Furthermore, with due reverence, I submit and adhere with my whole heart to  the condemnations, declarations, and all the prescripts contained in the  encyclical Pascendi and in the decree Lamentabili, especially  those concerning what is known as the history of dogmas. I also reject the error  of those who say that the faith held by the Church can contradict history, and  that Catholic dogmas, in the sense in which they are now understood, are  irreconcilable with a more realistic view of the origins of the Christian  religion. I also condemn and reject the opinion of those who say that a  well-educated Christian assumes a dual personality-that of a believer and at the  same time of a historian, as if it were permissible for a historian to hold  things that contradict the faith of the believer, or to establish premises  which, provided there be no direct denial of dogmas, would lead to the  conclusion that dogmas are either false or doubtful. Likewise, I reject that  method of judging and interpreting Sacred Scripture which, departing from the  tradition of the Church, the analogy of faith, and the norms of the Apostolic  See, embraces the misrepresentations of the rationalists and with no prudence or  restraint adopts textual criticism as the one and supreme norm.
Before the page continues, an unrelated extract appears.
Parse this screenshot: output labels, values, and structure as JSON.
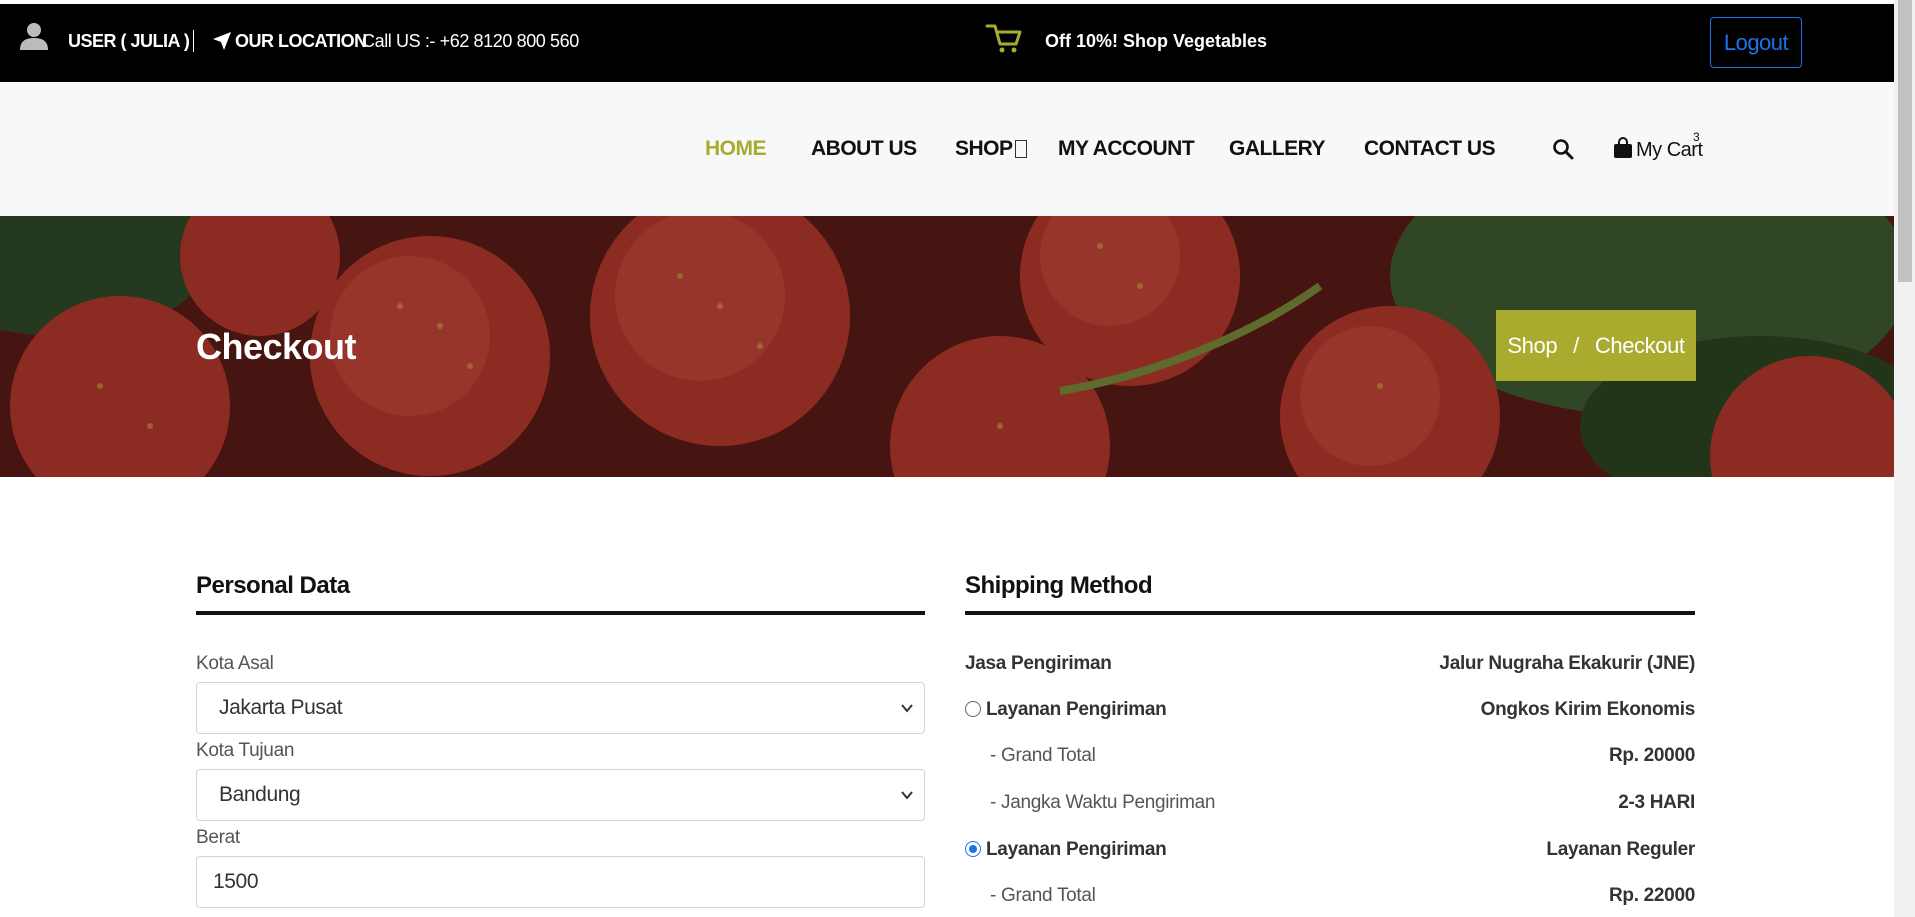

Furthermore, I  reject the opinion of those who hold that a professor lecturing or writing on a  historico-theological subject should first put aside any preconceived opinion  about the supernatural origin of Catholic tradition or about the divine promise  of help to preserve all revealed truth forever; and that they should then  interpret the writings of each of the Fathers solely by scientific principles,  excluding all sacred authority, and with the same liberty of judgment that is  common in the investigation of all ordinary historical documents.

Finally, I declare that I am completely opposed to the error of the  modernists who hold that there is nothing divine in sacred tradition; or what is  far worse, say that there is, but in a pantheistic sense, with the result that  there would remain nothing but this plain simple fact-one to be put on a par  with the ordinary facts of history-the fact, namely, that a group of men by  their own labor, skill, and talent have continued through subsequent ages a  school begun by Christ and his apostles. I firmly hold, then, and shall hold to  my dying breath the belief of the Fathers in the charism of truth, which  certainly is, was, and always will be in the succession of the episcopacy from  the apostles. The purpose of this is, then, not that dogma may be tailored  according to what seems better and more suited to the culture of each age;  rather, that the absolute and immutable truth preached by the apostles from the  beginning may never be believed to be different, may never be understood in any  other way.

I promise that I shall keep all these articles faithfully, entirely, and  sincerely, and guard them inviolate, in no way deviating from them in teaching  or in any way in word or in writing. Thus I promise, this I swear, so help me  God. . .